Problem:
Search the records for the string "Libraries" and return each line that has it.

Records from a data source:

==================================================

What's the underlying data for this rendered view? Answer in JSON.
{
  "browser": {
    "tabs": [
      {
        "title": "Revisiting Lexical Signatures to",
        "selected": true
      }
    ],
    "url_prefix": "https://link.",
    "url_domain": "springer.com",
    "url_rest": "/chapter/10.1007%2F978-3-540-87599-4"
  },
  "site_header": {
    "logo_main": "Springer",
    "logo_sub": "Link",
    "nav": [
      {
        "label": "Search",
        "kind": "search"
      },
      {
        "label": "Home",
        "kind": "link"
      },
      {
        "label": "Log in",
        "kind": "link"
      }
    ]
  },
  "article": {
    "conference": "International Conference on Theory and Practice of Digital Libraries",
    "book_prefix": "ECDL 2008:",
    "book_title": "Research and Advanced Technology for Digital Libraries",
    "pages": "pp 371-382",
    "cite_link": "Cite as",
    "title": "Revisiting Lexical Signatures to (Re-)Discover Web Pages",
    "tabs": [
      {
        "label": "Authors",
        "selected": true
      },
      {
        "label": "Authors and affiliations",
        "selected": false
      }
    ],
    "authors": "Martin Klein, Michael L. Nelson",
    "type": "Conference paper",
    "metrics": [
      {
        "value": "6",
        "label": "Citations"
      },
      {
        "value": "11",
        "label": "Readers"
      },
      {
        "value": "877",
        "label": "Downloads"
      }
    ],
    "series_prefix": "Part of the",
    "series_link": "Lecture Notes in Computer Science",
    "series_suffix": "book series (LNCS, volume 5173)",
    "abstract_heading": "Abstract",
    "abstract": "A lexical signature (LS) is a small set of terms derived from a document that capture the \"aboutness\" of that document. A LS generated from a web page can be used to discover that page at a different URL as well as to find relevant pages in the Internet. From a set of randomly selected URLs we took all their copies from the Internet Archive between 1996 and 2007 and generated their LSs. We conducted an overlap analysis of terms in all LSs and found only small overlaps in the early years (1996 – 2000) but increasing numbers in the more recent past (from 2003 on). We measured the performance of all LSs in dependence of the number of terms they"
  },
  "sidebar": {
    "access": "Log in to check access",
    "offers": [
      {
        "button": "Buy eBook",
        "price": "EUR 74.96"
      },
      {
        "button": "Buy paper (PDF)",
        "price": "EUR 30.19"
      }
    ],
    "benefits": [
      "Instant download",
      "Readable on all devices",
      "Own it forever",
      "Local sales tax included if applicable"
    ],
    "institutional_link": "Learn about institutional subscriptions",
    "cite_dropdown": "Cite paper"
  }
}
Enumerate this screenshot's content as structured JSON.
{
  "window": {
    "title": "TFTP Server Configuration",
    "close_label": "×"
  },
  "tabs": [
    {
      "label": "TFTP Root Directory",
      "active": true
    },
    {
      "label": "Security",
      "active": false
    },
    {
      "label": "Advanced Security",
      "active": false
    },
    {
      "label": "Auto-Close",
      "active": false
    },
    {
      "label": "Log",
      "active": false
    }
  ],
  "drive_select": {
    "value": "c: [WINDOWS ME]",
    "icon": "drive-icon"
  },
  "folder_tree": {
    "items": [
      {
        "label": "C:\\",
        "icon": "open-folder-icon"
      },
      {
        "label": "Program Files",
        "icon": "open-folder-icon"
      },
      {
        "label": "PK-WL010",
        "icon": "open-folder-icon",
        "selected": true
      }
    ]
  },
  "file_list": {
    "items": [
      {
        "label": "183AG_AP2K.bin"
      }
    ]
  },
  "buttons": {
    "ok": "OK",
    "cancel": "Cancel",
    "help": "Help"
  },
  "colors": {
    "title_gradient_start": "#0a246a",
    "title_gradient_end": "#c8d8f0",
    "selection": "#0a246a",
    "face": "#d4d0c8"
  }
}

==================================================

Response below:
    "conference": "International Conference on Theory and Practice of Digital Libraries",
    "book_title": "Research and Advanced Technology for Digital Libraries",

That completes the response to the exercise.